Last week, the Center for Disease Control released a wide range of health recommendations for offices that are hoping to reopen amid the continuing spread of coronavirus. These changes will dramatically alter the office environment.
The recommendations will also have an impact on New York City commercial real estate. Notably, older buildings that lack healthy environments for tenants. These changes carry positive and benefits that need to be recognized and discussed.
To understand what these new guidelines are and how they will change the office environment and New York City commercial real estate space, here is a brief outline of what the CDC recommends. Some changes are technical, while others are aimed at office culture in general.
CDC Technical Recommendations For Office Buildings
CDC Cultural Changes To Offices
The Good News Of CDC’s Recommendations
There are a lot of recommendations and guidelines here that need to be deciphered. While change makes us all cringe a little, not all of these shifts are bad news. There is a lot of good that will come from this announcement.
There is a sad abundance of New York City commercial real estate properties that are vastly outdated. This means sluggish air circulation systems, poor water quality, the proliferation of mold, and several other no-no’s on the CDC’s new office environment checklist.
If these recommendations evolve into laws, these property owners will have to retrofit their buildings with new systems and other improvements that offer exceptionally healthy working environments.
Until these older and outdated buildings meet new regulations, their value will drop. There may be a period where many older buildings are off the market until they finish overhauling their systems.
This presents a significant opportunity for the proactive owners that have already updated their buildings to provide a healthy office environment. With less competition, there is a lot more opportunity for these owners!
If you use any public transportation method, you know how overcrowded and dated these systems are. With office employees relying on their means to commute to work, these old transit systems will get a much-needed breather.
This shift will also help slow the spread of coronavirus and better protect us against a future surge in cases. Fewer people crammed onto subways and busses limit how many people are potentially exposed to a person with the virus.
Now onto the bad news. Every office building will be affected by these new guidelines. Even if your building meets all technical aspects, the cultural shifts will potentially affect the New York City commercial real estate sector.
Many New Yorkers, including property owners, are already feeling massive financial woes from the COVID-19 pandemic. For the buildings that require technical upgrades to meet CDC’s standards, it may be the nail in the coffin.
The extra burden and costs of making these changes and upgrades may lead to an increase in defaults and foreclosures. As history will tell you, a spike in foreclosures has a rippling effect that will impact the entire industry.
With an increased emphasis on remote workforces and mobile offices, the need for having an established, physical office location deteriorates. This means that the market for New York City commercial real estate may shrink.
There may be fewer companies interested in establishing a physical meeting location, especially with the guidelines making it difficult for employees to collaborate, share, and have fun within the office.
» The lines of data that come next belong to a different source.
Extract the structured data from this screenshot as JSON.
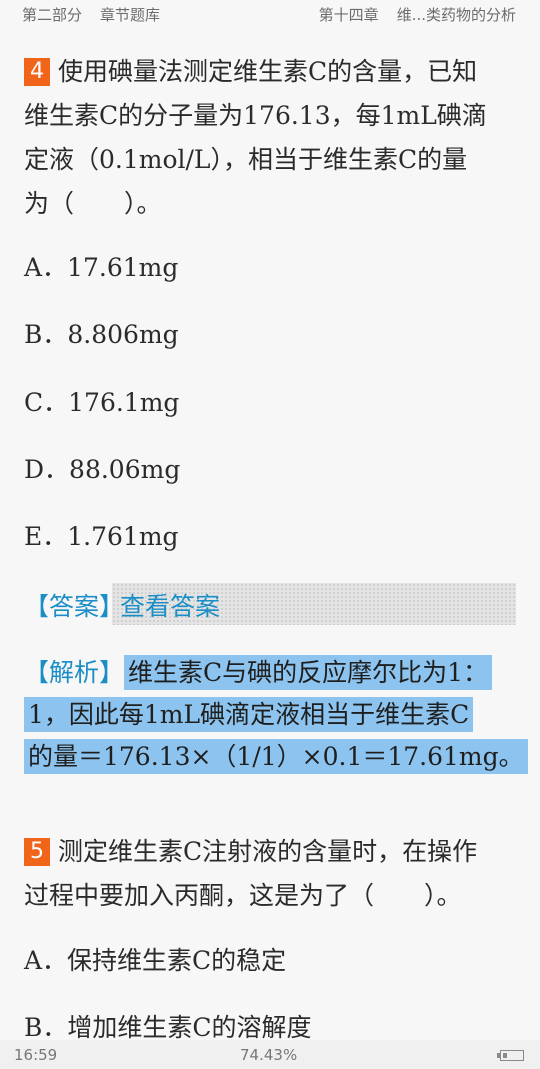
{
  "header": {
    "section": "第二部分",
    "category": "章节题库",
    "chapter": "第十四章",
    "chapter_title": "维...类药物的分析"
  },
  "question4": {
    "number": "4",
    "lines": [
      "使用碘量法测定维生素C的含量，已知",
      "维生素C的分子量为176.13，每1mL碘滴",
      "定液（0.1mol/L），相当于维生素C的量",
      "为（　　）。"
    ],
    "options": [
      "A．17.61mg",
      "B．8.806mg",
      "C．176.1mg",
      "D．88.06mg",
      "E．1.761mg"
    ],
    "answer_label": "【答案】",
    "answer_link": "查看答案",
    "analysis_label": "【解析】",
    "analysis_lines": [
      "维生素C与碘的反应摩尔比为1：",
      "1，因此每1mL碘滴定液相当于维生素C",
      "的量＝176.13×（1/1）×0.1＝17.61mg。"
    ]
  },
  "question5": {
    "number": "5",
    "lines": [
      "测定维生素C注射液的含量时，在操作",
      "过程中要加入丙酮，这是为了（　　）。"
    ],
    "options": [
      "A．保持维生素C的稳定",
      "B．增加维生素C的溶解度"
    ]
  },
  "status": {
    "time": "16:59",
    "progress": "74.43%",
    "battery_level": 0.2
  },
  "colors": {
    "accent": "#f0651a",
    "link": "#1b8ec7",
    "highlight": "#8cc4ef"
  }
}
Over the past few years, the increasing growth of TAMI (technology, advertising, media, and information) companies in New York City caused a shift in what tenants found desirable from office buildings. The traditional layout with cubicles and private offices was taking a back seat to open designs with lots of collaborative and multi-function spaces.
With the CDC’s recommendations, cubicle partitions, and enclosed offices may not just be a preference; it may be mandatory! This will cause some office spaces to find themselves in a weird limbo between moving forward or stepping back.
The jury is still out on exactly how long we will be affected by the coronavirus. Thus, we also have little idea of how long these recommendations will stand, and if they will become mandatory laws shortly.
While change is always hard to swallow, and the radical shifts in New York City commercial real estate may cause us to stress at times, the long-term outcome will be okay.
After all, office buildings should always provide healthy environments for tenants to work in. These new changes will force the hands of some owners that control buildings in dire need of health improvements.